I’ve discussed the concept of vaporware on Sciencetext before. Vaporware is software promised by a company that never seems to be released. Games, operating systems, upgrades…dozens of companies are guilty of producing vaporware. Often it’s down to technical problems, occasionally it’s a marketing ploy.
What about the opposite of vaporware? Software that gets released on to an unsuspecting computer crowd well before it’s ready-by-date? Alpha versions with fractional release numbers like 0.1 and 0.2 etc are not so common these days, except maybe in the open source world. However, Windows users are currently languishing with a beta release candidate (RC) of the next version of their operating system – Windows 7. Likewise, Firefox fans are waiting expectantly for an upgrade from version 3.1 to the next major release 3.5 which is also at the beta release candidate stage.
What is a beta version?
“Beta” is a nickname for software which has passed the alpha testing stage of development and has been released to users for software testing before its official release. It is the prototype of the software that is released to the public. Beta testing allows the software to undergo usability testing with users who provide feedback, so that any malfunctions these users find in the software can be reported to the developers and fixed. Beta software can be unstable and could cause crashes or data loss.
What is a release candidate?
The term release candidate (RC) refers to a version with potential to be a final product, ready to release unless fatal bugs emerge. In this stage of quality control, all product features have been designed, coded and tested through one or more Beta version with no known showstopper-class bug.
Computer users who dig out the alpha, beta, and release candidate versions of computer software are usually slightly more savvy than the average user.

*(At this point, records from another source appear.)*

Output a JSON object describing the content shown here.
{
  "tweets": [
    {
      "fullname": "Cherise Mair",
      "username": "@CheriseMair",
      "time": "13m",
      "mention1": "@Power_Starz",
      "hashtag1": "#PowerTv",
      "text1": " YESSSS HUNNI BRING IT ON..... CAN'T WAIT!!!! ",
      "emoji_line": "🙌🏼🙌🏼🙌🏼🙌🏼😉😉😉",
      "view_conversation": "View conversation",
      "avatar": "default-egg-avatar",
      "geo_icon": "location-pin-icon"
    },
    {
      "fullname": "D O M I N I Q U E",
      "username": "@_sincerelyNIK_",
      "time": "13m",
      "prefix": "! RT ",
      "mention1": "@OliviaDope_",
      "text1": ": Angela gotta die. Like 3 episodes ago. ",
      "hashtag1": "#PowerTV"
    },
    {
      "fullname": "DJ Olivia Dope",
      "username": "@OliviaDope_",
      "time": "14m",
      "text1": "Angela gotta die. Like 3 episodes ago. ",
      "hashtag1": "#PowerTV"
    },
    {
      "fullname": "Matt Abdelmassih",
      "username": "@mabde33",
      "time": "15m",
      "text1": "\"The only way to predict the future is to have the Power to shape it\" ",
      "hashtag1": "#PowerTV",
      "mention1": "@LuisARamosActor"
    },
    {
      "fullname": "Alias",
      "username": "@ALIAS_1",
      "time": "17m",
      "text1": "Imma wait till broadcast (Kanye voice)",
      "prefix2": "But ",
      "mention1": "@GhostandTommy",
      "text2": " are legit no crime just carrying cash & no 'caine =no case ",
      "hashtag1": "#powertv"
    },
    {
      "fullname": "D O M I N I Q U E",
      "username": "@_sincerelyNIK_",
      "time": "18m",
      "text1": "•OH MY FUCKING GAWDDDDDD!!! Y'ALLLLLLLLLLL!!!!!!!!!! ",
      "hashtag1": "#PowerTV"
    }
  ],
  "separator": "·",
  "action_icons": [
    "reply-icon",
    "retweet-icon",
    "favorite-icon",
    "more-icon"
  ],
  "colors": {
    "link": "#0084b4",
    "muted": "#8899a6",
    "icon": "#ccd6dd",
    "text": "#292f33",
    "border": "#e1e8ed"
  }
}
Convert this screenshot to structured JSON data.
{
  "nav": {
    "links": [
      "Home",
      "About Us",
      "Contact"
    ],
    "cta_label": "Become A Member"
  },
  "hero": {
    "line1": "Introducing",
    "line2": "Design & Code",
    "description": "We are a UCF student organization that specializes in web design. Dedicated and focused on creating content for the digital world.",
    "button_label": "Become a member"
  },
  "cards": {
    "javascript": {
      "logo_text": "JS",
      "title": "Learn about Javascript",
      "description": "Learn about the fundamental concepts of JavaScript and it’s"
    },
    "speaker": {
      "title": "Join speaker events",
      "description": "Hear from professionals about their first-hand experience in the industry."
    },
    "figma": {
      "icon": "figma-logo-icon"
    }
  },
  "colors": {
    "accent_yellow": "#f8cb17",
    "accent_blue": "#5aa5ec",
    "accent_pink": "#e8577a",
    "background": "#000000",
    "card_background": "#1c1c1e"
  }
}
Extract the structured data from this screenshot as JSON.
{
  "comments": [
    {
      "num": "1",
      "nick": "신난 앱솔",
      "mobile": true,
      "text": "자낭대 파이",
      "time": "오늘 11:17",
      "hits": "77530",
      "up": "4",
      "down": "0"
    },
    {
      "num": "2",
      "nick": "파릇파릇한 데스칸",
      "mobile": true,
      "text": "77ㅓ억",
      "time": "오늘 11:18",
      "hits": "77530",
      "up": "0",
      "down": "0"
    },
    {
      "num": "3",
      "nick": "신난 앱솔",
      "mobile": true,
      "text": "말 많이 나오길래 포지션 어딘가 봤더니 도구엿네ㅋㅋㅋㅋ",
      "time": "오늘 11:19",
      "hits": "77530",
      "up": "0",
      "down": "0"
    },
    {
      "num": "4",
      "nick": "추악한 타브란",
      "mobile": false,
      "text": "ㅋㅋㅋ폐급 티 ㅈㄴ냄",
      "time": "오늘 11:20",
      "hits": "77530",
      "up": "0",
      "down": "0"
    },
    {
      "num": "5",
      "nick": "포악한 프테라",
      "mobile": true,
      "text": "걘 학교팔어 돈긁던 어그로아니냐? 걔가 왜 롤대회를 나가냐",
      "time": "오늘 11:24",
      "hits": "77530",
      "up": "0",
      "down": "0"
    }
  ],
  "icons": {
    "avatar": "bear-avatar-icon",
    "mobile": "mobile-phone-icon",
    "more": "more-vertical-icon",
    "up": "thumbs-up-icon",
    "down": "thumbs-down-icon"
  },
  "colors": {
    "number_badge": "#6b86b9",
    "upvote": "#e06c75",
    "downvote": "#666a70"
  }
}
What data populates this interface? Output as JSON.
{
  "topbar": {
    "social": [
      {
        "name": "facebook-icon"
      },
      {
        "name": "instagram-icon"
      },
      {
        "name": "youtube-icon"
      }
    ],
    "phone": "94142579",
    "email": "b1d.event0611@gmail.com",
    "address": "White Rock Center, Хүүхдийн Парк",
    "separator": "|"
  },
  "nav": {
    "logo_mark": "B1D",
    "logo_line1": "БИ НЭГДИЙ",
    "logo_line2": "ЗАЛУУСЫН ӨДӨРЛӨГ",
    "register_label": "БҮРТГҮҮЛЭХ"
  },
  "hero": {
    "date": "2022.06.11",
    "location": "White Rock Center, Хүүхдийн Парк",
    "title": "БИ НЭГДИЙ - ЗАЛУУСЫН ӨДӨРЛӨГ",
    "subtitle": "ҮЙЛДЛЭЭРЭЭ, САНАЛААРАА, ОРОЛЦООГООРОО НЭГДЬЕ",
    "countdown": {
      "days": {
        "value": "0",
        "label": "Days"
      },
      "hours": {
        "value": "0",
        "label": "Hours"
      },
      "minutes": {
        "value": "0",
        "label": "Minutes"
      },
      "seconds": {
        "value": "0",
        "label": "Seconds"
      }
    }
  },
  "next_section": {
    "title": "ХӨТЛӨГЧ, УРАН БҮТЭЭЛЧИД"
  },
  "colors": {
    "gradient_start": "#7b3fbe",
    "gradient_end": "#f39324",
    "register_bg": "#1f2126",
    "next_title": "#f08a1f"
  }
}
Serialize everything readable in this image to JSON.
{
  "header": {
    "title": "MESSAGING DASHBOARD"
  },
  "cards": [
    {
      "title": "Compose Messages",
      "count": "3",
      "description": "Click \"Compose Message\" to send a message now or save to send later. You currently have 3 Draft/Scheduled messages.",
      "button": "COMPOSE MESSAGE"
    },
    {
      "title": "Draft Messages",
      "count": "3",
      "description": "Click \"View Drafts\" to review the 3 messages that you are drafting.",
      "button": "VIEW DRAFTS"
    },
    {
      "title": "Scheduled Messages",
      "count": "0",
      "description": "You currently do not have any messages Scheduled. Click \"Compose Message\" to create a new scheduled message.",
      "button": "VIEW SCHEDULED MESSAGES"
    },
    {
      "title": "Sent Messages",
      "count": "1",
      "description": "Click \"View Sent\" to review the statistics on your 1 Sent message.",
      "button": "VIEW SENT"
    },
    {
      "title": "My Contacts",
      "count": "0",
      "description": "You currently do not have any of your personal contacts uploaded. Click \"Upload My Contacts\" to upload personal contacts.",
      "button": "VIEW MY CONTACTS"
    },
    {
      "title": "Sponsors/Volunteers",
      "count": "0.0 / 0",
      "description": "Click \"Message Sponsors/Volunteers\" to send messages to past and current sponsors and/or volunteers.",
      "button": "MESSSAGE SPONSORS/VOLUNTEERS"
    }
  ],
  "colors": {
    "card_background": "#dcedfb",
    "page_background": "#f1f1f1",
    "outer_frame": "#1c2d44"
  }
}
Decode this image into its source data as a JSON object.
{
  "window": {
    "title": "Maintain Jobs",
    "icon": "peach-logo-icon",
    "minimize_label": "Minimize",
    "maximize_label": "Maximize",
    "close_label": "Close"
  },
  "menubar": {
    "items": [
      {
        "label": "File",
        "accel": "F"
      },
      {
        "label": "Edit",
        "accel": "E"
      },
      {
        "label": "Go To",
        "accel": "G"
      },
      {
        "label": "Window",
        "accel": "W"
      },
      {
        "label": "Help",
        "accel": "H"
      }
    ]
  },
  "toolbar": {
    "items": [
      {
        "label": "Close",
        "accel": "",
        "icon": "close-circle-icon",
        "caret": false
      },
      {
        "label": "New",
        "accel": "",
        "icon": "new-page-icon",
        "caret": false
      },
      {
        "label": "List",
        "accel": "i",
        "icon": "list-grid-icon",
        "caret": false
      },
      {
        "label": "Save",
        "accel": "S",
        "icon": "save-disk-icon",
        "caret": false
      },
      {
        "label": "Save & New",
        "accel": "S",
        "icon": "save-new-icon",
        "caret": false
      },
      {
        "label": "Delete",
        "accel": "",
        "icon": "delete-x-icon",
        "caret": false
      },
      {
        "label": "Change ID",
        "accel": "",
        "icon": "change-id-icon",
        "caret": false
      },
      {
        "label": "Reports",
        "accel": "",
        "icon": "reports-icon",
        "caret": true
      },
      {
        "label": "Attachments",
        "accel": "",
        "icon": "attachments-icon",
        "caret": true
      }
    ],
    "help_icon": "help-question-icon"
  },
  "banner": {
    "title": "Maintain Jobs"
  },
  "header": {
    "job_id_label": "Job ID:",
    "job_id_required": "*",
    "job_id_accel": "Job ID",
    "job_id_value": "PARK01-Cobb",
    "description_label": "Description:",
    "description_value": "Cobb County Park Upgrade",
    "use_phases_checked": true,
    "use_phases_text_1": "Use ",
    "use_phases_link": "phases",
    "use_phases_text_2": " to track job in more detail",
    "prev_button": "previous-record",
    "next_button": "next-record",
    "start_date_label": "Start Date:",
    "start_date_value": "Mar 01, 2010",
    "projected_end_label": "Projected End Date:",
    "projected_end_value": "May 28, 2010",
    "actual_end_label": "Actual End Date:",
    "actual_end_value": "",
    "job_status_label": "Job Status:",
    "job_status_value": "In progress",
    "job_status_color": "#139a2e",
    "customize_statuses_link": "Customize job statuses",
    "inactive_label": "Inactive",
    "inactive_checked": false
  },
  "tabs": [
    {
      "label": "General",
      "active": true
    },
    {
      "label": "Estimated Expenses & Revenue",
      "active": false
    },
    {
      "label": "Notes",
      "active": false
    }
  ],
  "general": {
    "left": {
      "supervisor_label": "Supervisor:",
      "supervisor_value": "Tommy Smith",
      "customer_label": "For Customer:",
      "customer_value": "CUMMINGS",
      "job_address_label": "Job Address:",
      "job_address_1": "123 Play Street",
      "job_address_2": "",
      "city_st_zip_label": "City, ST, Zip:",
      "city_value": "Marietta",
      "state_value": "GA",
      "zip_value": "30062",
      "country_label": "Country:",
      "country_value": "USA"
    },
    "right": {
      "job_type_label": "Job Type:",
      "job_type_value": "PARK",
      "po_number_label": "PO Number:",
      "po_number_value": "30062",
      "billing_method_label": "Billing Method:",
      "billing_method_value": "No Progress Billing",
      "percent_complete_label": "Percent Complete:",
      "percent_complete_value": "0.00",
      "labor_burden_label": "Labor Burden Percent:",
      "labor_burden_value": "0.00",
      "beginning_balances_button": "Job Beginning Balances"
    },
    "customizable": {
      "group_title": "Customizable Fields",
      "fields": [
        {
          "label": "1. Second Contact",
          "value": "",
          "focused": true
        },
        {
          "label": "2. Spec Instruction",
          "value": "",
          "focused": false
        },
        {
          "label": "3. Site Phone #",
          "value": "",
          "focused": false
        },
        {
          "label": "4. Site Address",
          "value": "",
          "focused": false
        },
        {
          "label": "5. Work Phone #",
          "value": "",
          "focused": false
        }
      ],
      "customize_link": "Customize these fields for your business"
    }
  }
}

They are well aware that a beta release may have a few bugs that remain to be ironed out. However, even after extensive beta testing and RC revelations, you can rest assured that the final release will still not be perfect. There are always likely to be minor (and occasionally major) problems after the official release.
So, how does a software producer make the decision as to what time in the product cycle to release their software? In one sense all software is always in the beta stage, there is never a perfect release that works on all computer configurations, doesn’t interfere with any other program, and doesn’t itself cause conflicts with hardware and software in all possible variations on use.
Software producers have their own formulas, both technical and commercial, for deciding when to jump from alpha to beta to RC and finally to the actual product. But, Tapan Bagchi of the Indian Institute of Technology Kharagpur, recently pointed out just what a risky business this is.
He has carried out a study to assess the risk of releasing defective software that cannot be exhaustively tested and of needlessly testing defect-free software. There is only so much beta testing that can be done, after all. He explains that if the testing procedures used are imperfect, then it is relatively easy for a company to release a program they think is near perfect, only to discover that real users working with the software in a real environment find one of those show-stopping bugs. An error in a 1990s version of the Excel spreadsheet is a case in point.
His analysis reveals, quite obviously really, that there is justification for raising test coverage, perfecting test methods, and adopting recent innovations and programming methods such as component-based design. Bagchi says that, “Your ‘protection’ rises proportionally to the rise in [testing] coverage.” So, it is worth maximizing testing coverage in software testing to cover all bases.
“I felt happy that the conclusions reached agree with the intuition of expert designers and experienced developers and testers of software,” Bagchi told Sciencetext.
This seems to be what Microsoft has been doing with Windows 7, because it released the time-limited beta to anyone who wants to try it. This has apparently led to as near a perfect version of the operating system release candidate as can be achieved; excluding critique from Mac Fanboys of course. We’ll have to wait until October 2009 to see how the fully fledged Win7 fares in the wild, of course.
Bagchi, T. (2009). Risks in software development with imperfect testing International Journal of Advanced Operations Management, 1 (1) DOI: 10.1504/IJAOM.2009.026522